Silvana Mangano (Dark Eyes) brings just the right amount of coiled-cobra poise to her role as the aggressively entitled Marchesa, but it's Marsani and Berger who are standouts. Marsani (according to her IMDb profile) was around 14 or 15 when she made this film, which makes some of her scenes a little difficult to watch. She is absolutely charming, though, as a young girl who might or might not know more than she should for her age.
Conversation Piece offers Berger one of his finest, and ultimately, most sympathetic roles. His initial impression is of a self-centered, hedonistic young man. He thinks nothing of imposing on the Professor, smoking in his home, demanding liquor (the Professor drinks only wine), and belittling the older man, subtly and not so subtly. But as the film progresses, he displays a more vulnerable -- and appealing -- side. Berger, it's been written, was playing a variation of himself, with Lancaster's role a stand-in for Visconti. Berger and Visconti were in a relationship for many years before the director's death, and Conversation Piece seems, in some ways, a valediction on the pains of that relationship.
Raro's release of Conversation Piece (Blu-ray) is impeccable. The high-def image looks nothing like a film from 1974; it's clear and crisp, with solid colors and a good amount of depth, and it retains its film look with little noticeable DNR. Audio is available in two DTS mono tracks: the original English track, which features Lancaster and Berger voicing their own dialogue, and an Italian dub. There are English subtitles that translate the Italian track.
The disc isn't exactly brimming with supplements, but what's here is worthwhile. Besides a trailer, there's an onscreen interview with film historian Alessandro Bencivenni. The set also includes a booklet with a terrific essay by Mark Rappaport as well as biographical information on Visconti.

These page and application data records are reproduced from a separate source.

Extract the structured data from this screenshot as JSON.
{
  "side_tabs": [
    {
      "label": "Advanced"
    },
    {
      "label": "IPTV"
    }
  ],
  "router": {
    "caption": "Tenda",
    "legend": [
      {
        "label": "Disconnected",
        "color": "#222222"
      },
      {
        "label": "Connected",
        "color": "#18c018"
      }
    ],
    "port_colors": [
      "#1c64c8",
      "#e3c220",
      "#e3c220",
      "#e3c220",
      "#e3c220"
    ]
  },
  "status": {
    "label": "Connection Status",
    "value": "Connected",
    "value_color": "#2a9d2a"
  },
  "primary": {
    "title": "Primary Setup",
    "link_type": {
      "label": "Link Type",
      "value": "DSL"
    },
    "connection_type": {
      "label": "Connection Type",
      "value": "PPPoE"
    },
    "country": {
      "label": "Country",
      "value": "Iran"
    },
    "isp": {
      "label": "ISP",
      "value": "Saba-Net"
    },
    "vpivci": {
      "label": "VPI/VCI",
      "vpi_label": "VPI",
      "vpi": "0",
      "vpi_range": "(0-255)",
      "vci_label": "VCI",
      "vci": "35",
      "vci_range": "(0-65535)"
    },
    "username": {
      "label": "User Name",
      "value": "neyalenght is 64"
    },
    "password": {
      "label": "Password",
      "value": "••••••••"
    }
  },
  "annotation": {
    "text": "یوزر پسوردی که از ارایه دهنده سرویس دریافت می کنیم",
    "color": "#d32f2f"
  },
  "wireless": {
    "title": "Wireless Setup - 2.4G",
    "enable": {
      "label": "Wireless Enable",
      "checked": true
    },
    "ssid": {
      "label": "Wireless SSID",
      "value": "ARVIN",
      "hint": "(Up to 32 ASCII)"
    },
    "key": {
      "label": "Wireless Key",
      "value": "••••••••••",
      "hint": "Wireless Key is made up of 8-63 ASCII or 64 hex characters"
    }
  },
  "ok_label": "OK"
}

Part of what makes Conversation Piece so intriguing is what Visconti doesn't tell us, small gaps that add to the unsettling nature of the film. Visconti also plays a bit with time, so it's not always clear when the events are unfolding and how many days -- if any -- have lapsed between events.
So it's a bit of a letdown when, near the end, Visconti starts giving us "reveals" about the characters -- one character, in particular. It just seems that the themes are all laid out a bit too didactically in this particular scene, with a political argument and talk of secret anti-government plots jarring and intrusive after the comparative elegance of what we'd seen prior.
Stimulating, seductive, challenging, and wise, Conversation Piece is a must-see film. Raro's Blu-ray is the best way to experience it.
Review content copyright © 2012 Tom Becker; Site layout and review format copyright © 1998 - 2014 HipClick Designs LLC
Scales of Justice
Studio: Raro Video
* 2.35:1 Non-Anamorphic (1080p)
* DTS HD 2.0 Master Audio (English)
* DTS HD 2.0 Master Audio (Italian)
* English (SDH)
Running Time: 122 Minutes
Release Year: 1974
MPAA Rating: Not Rated